Squaring up to regulators may now be a valid ploy for certain lenders, after years of the banking sector wearing its punches. Barclays is battling U.S. Department of Justice claims it participated in mortgage securities fraud, while UBS may be the first corporation to settle in France without admitting criminal wrongdoing via a new U.S.-style legal procedure, according to a report in French newspaper Les Echos.
Not all banks can be so gung-ho. Deutsche Bank has a potentially big outstanding U.S. legal bill for its role in enabling Russians to skip sanctions. That may explain why it chose to pay $3.1 billion in cash to the Justice Department – with a further $4.1 billion of consumer relief – to settle mortgage mis-selling charges.
Barclays, a relatively small player in U.S. mortgages, may have a stronger case than rivals. It is perverse to argue, as the U.S. government’s complaint does, that the UK bank’s role as a buyer of duff loans – rather than a seller – was fraudulent. There’s another oddity. Since the statute of limitations had expired for bringing a case relating to the pre-crisis era, U.S. prosecutors had to resort to a law that requires harm to have been wrought on U.S. federally insured financial institutions. So banks like Merrill Lynch and Citigroup – hardly saints themselves in this context – are painted as Barclays’ prey.

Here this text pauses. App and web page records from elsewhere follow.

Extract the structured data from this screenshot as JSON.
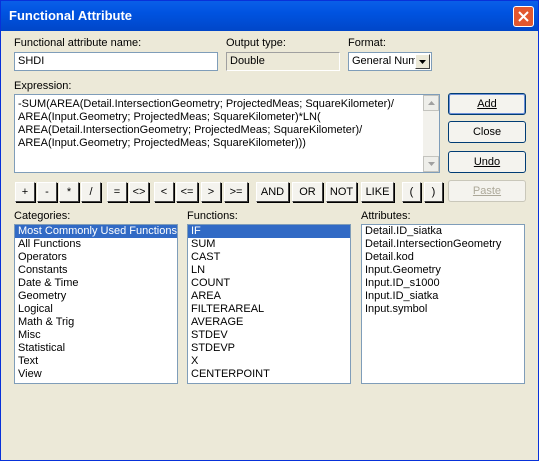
{
  "window": {
    "title": "Functional Attribute"
  },
  "name_field": {
    "label": "Functional attribute name:",
    "value": "SHDI"
  },
  "output_type": {
    "label": "Output type:",
    "value": "Double"
  },
  "format": {
    "label": "Format:",
    "value": "General Num"
  },
  "expression": {
    "label": "Expression:",
    "lines": [
      "-SUM(AREA(Detail.IntersectionGeometry; ProjectedMeas; SquareKilometer)/",
      "AREA(Input.Geometry; ProjectedMeas; SquareKilometer)*LN(",
      "AREA(Detail.IntersectionGeometry; ProjectedMeas; SquareKilometer)/",
      "AREA(Input.Geometry; ProjectedMeas; SquareKilometer)))"
    ]
  },
  "buttons": {
    "add": "Add",
    "close": "Close",
    "undo": "Undo",
    "paste": "Paste"
  },
  "operators": [
    "+",
    "-",
    "*",
    "/",
    "=",
    "<>",
    "<",
    "<=",
    ">",
    ">=",
    "AND",
    "OR",
    "NOT",
    "LIKE",
    "(",
    ")"
  ],
  "categories": {
    "label": "Categories:",
    "selected": 0,
    "items": [
      "Most Commonly Used Functions",
      "All Functions",
      "Operators",
      "Constants",
      "Date & Time",
      "Geometry",
      "Logical",
      "Math & Trig",
      "Misc",
      "Statistical",
      "Text",
      "View"
    ]
  },
  "functions": {
    "label": "Functions:",
    "selected": 0,
    "items": [
      "IF",
      "SUM",
      "CAST",
      "LN",
      "COUNT",
      "AREA",
      "FILTERAREAL",
      "AVERAGE",
      "STDEV",
      "STDEVP",
      "X",
      "CENTERPOINT"
    ]
  },
  "attributes": {
    "label": "Attributes:",
    "items": [
      "Detail.ID_siatka",
      "Detail.IntersectionGeometry",
      "Detail.kod",
      "Input.Geometry",
      "Input.ID_s1000",
      "Input.ID_siatka",
      "Input.symbol"
    ]
  },
  "colors": {
    "title_bar": "#0053e0",
    "selection": "#316ac5",
    "dialog_bg": "#ece9d8"
  }
}
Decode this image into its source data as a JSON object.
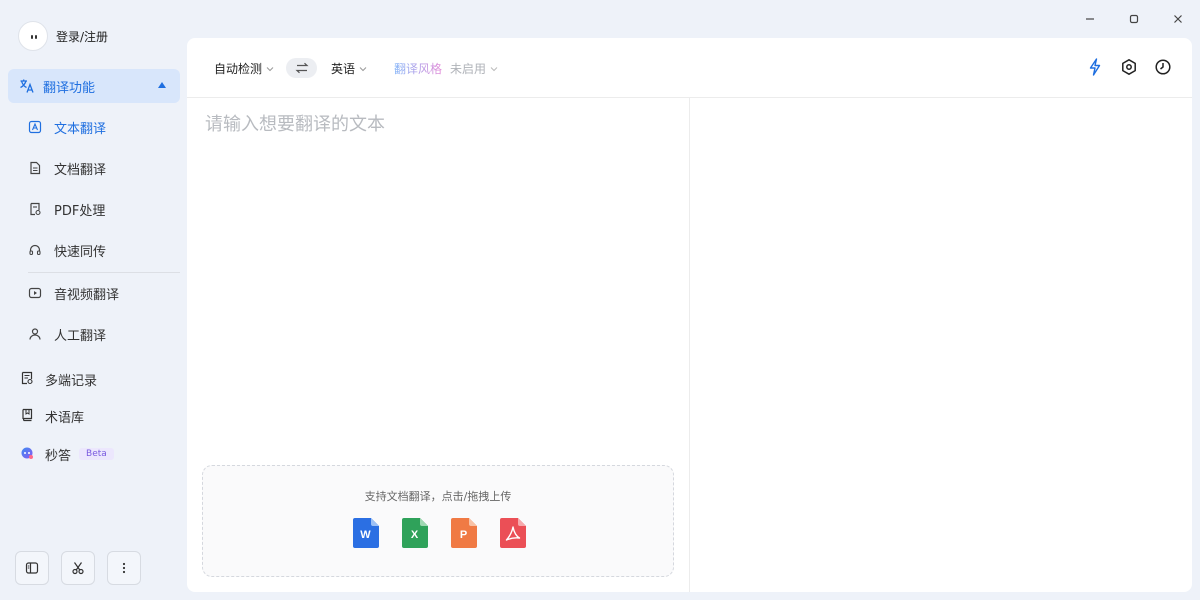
{
  "user": {
    "login_label": "登录/注册"
  },
  "sidebar": {
    "group_label": "翻译功能",
    "sub_items": [
      {
        "label": "文本翻译",
        "icon": "text-translate-icon"
      },
      {
        "label": "文档翻译",
        "icon": "document-icon"
      },
      {
        "label": "PDF处理",
        "icon": "pdf-icon"
      },
      {
        "label": "快速同传",
        "icon": "headset-icon"
      },
      {
        "label": "音视频翻译",
        "icon": "video-icon"
      },
      {
        "label": "人工翻译",
        "icon": "person-icon"
      }
    ],
    "main_items": [
      {
        "label": "多端记录",
        "icon": "record-icon"
      },
      {
        "label": "术语库",
        "icon": "book-icon"
      },
      {
        "label": "秒答",
        "icon": "ai-chat-icon",
        "badge": "Beta"
      }
    ],
    "bottom_buttons": [
      "sidebar-toggle-icon",
      "scissors-icon",
      "more-vertical-icon"
    ]
  },
  "toolbar": {
    "source_lang": "自动检测",
    "target_lang": "英语",
    "style_label": "翻译风格",
    "style_value": "未启用"
  },
  "editor": {
    "placeholder": "请输入想要翻译的文本"
  },
  "upload": {
    "hint": "支持文档翻译，点击/拖拽上传",
    "file_types": [
      {
        "letter": "W",
        "color": "#2b6fe3",
        "name": "word"
      },
      {
        "letter": "X",
        "color": "#2fa25a",
        "name": "excel"
      },
      {
        "letter": "P",
        "color": "#f07a44",
        "name": "powerpoint"
      },
      {
        "letter": "",
        "color": "#eb4f56",
        "name": "pdf"
      }
    ]
  },
  "colors": {
    "accent": "#1f6fe0",
    "active_bg": "#d8e6fb",
    "app_bg": "#eef2f9"
  }
}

Banks have some success already in calling the bluff of U.S. authorities. Deutsche Bank’s eventual mortgage settlement was half the amount initially demanded. Bank analysts have pointed out that penalties paid by U.S. banks in similar cases were dramatically reduced.
UBS’ experience in France, where it has refused to settle charges it abetted tax evasion, offers further evidence. A new French law passed at the end of last year means that UBS may neither have to plead guilty nor go to court. Barclays may have to wait five years for resolution in the United States – the typical length of time for a judgment, says one lawyer. But the fight could have another benefit for the industry: tying up scarce regulatory resource. Even if incoming U.S. President Donald Trump doesn’t go soft on banks, lenders have much to gain from playing tough.
Request a free trial of Breakingviews here.